The difficulties which Fascism would face in America are up to a point comparable with the difficulties which Communism is facing in Russia. The Fascists would begin as a city group, just as the Communists did. To maintain themselves in power, they would have to undertake the domina-tion of the country, just as the Communists did. The areas of Russia and the United States are comparable; over such square mileages the task is wholly different from that of the Fascists in Italy or the National Socialists in Germany. And the American farmer is not a peasant. It is true that the Klan, in the early 1920’s, had a large country membership committed to terrorist methods. It is true that the American Legion has a large country membership which has proved willing to accept a city-made program. But within the range of immediate possibility, nation-wide dominance of an American Fascism backed by manufacturers’ associations seems improbable. The attempt may be made, but there are formidable odds against its success.
The possibility of a proletarian dictatorship seems even slighter. The weakness of the trade union movement, both in central organization and in strategy, suggests that if a proletarian revolution comes it will be more in the nature of a spontaneous outbreak of violence than a, movement by a Party with a plan. The equipment of the armed forces of a modern state annihilates the chance of mass violence converting itself into control so long as the soldiers remain with the government; and the American army is not exactly a hotbed of Communism at this time.
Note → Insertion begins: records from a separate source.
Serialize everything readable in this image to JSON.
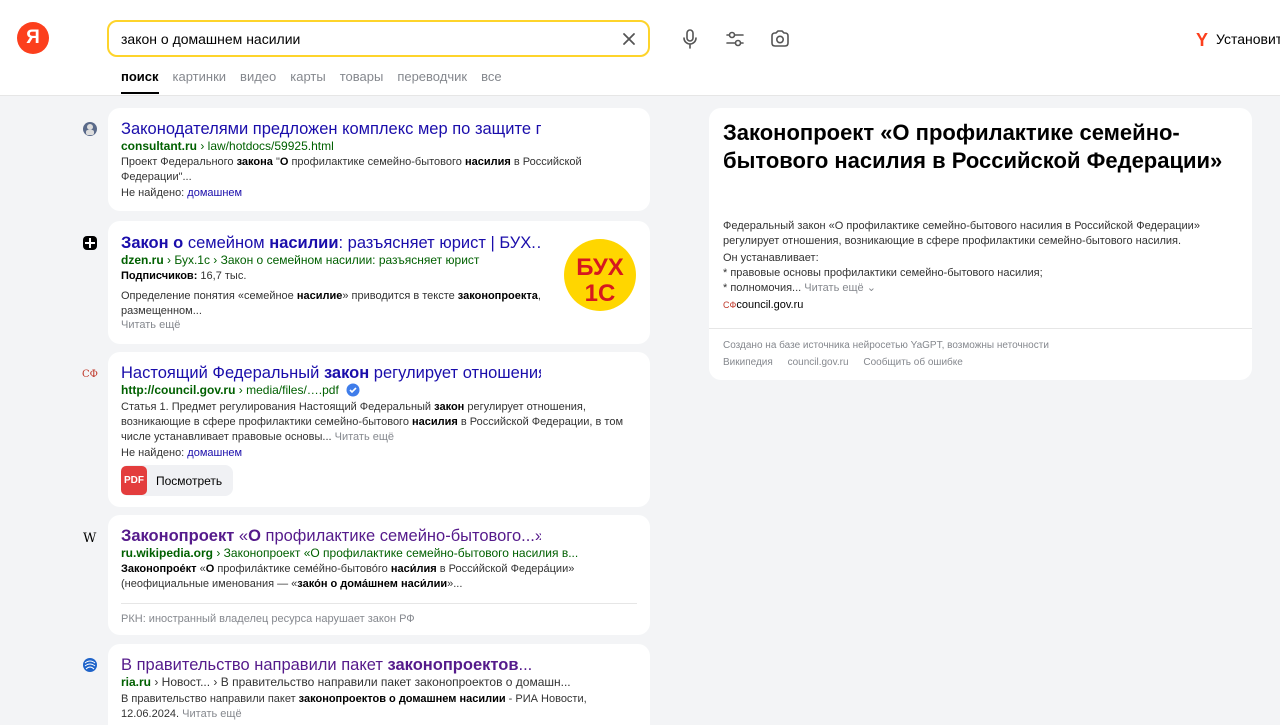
{
  "header": {
    "logo": "Я",
    "search_value": "закон о домашнем насилии",
    "browser_cta": "Установить"
  },
  "tabs": [
    "поиск",
    "картинки",
    "видео",
    "карты",
    "товары",
    "переводчик",
    "все"
  ],
  "results": [
    {
      "title": "Законодателями предложен комплекс мер по защите прав...",
      "host": "consultant.ru",
      "path": " › law/hotdocs/59925.html",
      "snippet_1": "Проект Федерального ",
      "snippet_2": "закона",
      "snippet_3": " \"",
      "snippet_4": "О",
      "snippet_5": " профилактике семейно-бытового ",
      "snippet_6": "насилия",
      "snippet_7": " в Российской Федерации\"...",
      "notfound_label": "Не найдено: ",
      "notfound_word": "домашнем"
    },
    {
      "title_b1": "Закон о",
      "title_n1": " семейном ",
      "title_b2": "насилии",
      "title_n2": ": разъясняет юрист | БУХ.…",
      "host": "dzen.ru",
      "path": " › Бух.1с › Закон о семейном насилии: разъясняет юрист",
      "subs_label": "Подписчиков:",
      "subs_value": " 16,7 тыс.",
      "snippet_1": "Определение понятия «семейное ",
      "snippet_2": "насилие",
      "snippet_3": "» приводится в тексте ",
      "snippet_4": "законопроекта",
      "snippet_5": ", размещенном...",
      "read_more": "Читать ещё",
      "logo_text_top": "БУХ",
      "logo_text_bottom": "1С"
    },
    {
      "title_n1": "Настоящий Федеральный ",
      "title_b1": "закон",
      "title_n2": " регулирует отношения...",
      "host": "http://council.gov.ru",
      "path": " › media/files/….pdf",
      "snippet_1": "Статья 1. Предмет регулирования Настоящий Федеральный ",
      "snippet_2": "закон",
      "snippet_3": " регулирует отношения, возникающие в сфере профилактики семейно-бытового ",
      "snippet_4": "насилия",
      "snippet_5": " в Российской Федерации, в том числе устанавливает правовые основы...",
      "read_more": " Читать ещё",
      "notfound_label": "Не найдено: ",
      "notfound_word": "домашнем",
      "pdf_badge": "PDF",
      "pdf_label": "Посмотреть"
    },
    {
      "title_b1": "Законопроект",
      "title_n1": " «",
      "title_b2": "О",
      "title_n2": " профилактике семейно-бытового...»",
      "host": "ru.wikipedia.org",
      "path": " › Законопроект «О профилактике семейно-бытового насилия в...",
      "snippet_1": "Законопрое́кт",
      "snippet_2": " «",
      "snippet_3": "О",
      "snippet_4": " профила́ктике семе́йно-бытово́го ",
      "snippet_5": "наси́лия",
      "snippet_6": " в Росси́йской Федера́ции» (неофициальные именования — «",
      "snippet_7": "зако́н о дома́шнем наси́лии",
      "snippet_8": "»...",
      "rkn": "РКН: иностранный владелец ресурса нарушает закон РФ"
    },
    {
      "title_n1": "В правительство направили пакет ",
      "title_b1": "законопроектов",
      "title_n2": "...",
      "host": "ria.ru",
      "path": " › Новост... › В правительство направили пакет законопроектов о домашн...",
      "snippet_1": "В правительство направили пакет ",
      "snippet_2": "законопроектов о домашнем насилии",
      "snippet_3": " - РИА Новости, 12.06.2024.",
      "read_more": " Читать ещё"
    }
  ],
  "fact": {
    "title": "Законопроект «О профилактике семейно-бытового насилия в Российской Федерации»",
    "text_1": "Федеральный закон «О профилактике семейно-бытового насилия в Российской Федерации» регулирует отношения, возникающие в сфере профилактики семейно-бытового насилия.",
    "text_2": "Он устанавливает:",
    "text_3": "* правовые основы профилактики семейно-бытового насилия;",
    "text_4": "* полномочия...",
    "read_more": " Читать ещё",
    "source": "council.gov.ru",
    "disclaimer": "Создано на базе источника нейросетью YaGPT, возможны неточности",
    "link_1": "Википедия",
    "link_2": "council.gov.ru",
    "link_3": "Сообщить об ошибке"
  },
  "colors": {
    "accent": "#fed42b",
    "brand": "#fc3f1d",
    "link": "#1a0dab",
    "visited": "#551a8b",
    "url": "#006000"
  }
}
The union of American worker and American farmer is hardly less remote than the union of worker and soldier. Since the war, repeated attempts to form a farmer-labor party have yielded minimal results. Under the New Deal, such an alignment seems even less probable than before. The Department of Agriculture in itself embodies more completely than any other branch of the Administration the change from party to Party which has occurred; it is more completely staffed with men free from personal ends and committed to social experiment on a nationwide scale. The consent which it has obtained for the social discipline which it advocates is the result of an active and positive policy. It is consequently less likely than the N. R. A. or the C. W. A. to be faced by a large-scale revolt of the group with which it is dealing.
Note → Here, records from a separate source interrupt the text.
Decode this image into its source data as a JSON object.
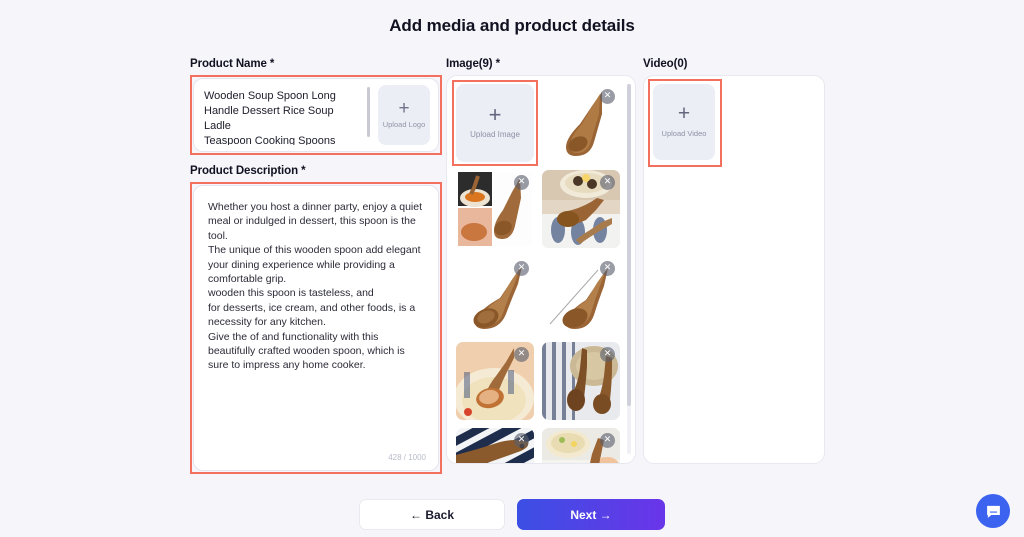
{
  "page": {
    "title": "Add media and product details"
  },
  "product_name": {
    "label": "Product Name *",
    "value": "Wooden Soup Spoon Long\nHandle Dessert Rice Soup Ladle\nTeaspoon Cooking Spoons\nKitchen Cutlery Gadget",
    "upload_logo": {
      "plus": "+",
      "caption": "Upload Logo"
    }
  },
  "product_description": {
    "label": "Product Description *",
    "value": "Whether you host a dinner party, enjoy a quiet meal or indulged in dessert, this spoon is the tool.\nThe unique of this wooden spoon add elegant your dining experience while providing a comfortable grip.\nwooden this spoon is tasteless, and\nfor desserts, ice cream, and other foods, is a necessity for any kitchen.\nGive the of and functionality with this beautifully crafted wooden spoon, which is sure to impress any home cooker.",
    "char_count": "428 / 1000"
  },
  "images": {
    "label": "Image(9) *",
    "upload": {
      "plus": "+",
      "caption": "Upload Image"
    },
    "delete_glyph": "✕",
    "thumbs": [
      {
        "name": "wooden-ladle-white-bg",
        "alt": "Wooden soup ladle on white background"
      },
      {
        "name": "ladle-collage-serving",
        "alt": "Collage of hands serving food with ladle"
      },
      {
        "name": "ladle-with-bowl-table",
        "alt": "Ladle beside bowl of food on table"
      },
      {
        "name": "ladle-side-view-white",
        "alt": "Wooden ladle side view on white"
      },
      {
        "name": "ladle-with-measurement",
        "alt": "Ladle with measurement annotation"
      },
      {
        "name": "ladle-in-soup-bowl",
        "alt": "Ladle scooping soup from bowl"
      },
      {
        "name": "two-ladles-striped-cloth",
        "alt": "Two wooden ladles on striped cloth"
      },
      {
        "name": "spoons-on-navy-cloth",
        "alt": "Wooden spoons on navy striped cloth"
      },
      {
        "name": "hand-holding-spoon-meal",
        "alt": "Hand holding wooden spoon over meal"
      }
    ]
  },
  "video": {
    "label": "Video(0)",
    "upload": {
      "plus": "+",
      "caption": "Upload Video"
    }
  },
  "footer": {
    "back_label": "←  Back",
    "next_label": "Next  →"
  },
  "chat": {
    "name": "chat-launcher"
  },
  "colors": {
    "background": "#f5f5fa",
    "annotation": "#f4705e",
    "next_gradient_start": "#3b4fe4",
    "next_gradient_end": "#6a35e8",
    "chat_blue": "#3b63f0"
  }
}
Because no one of the special groups in the nation is as yet capable of establishing a dictatorship in its sole interest, there is still time—a short time—for the American government to be reconstituted in a form both suitable to the exigencies of the age and representative of the interest of the whole. If the present Administration is not to be supplanted, it must accomplish three things. It must transform its party into a Party: at that task, considerable progress has been made. In the chaps of a capitalist depression it must find the main lines of an economic order which will give “the assurance of a rounded and permanent national life”: at that task, with uneven success, work has been begun. Beyond these lies a third and indispensable task which has so far been left largely untouched because its immediacy is general where the immediacy of the first two is specific. In his inaugural address Mr. Roosevelt said, “We do not distrust the future of essential democracy.” If the social discipline which he proposes is to be based upon consent rather than force, its relation to what is essential in democracy must be defined. The definition cannot be long postponed.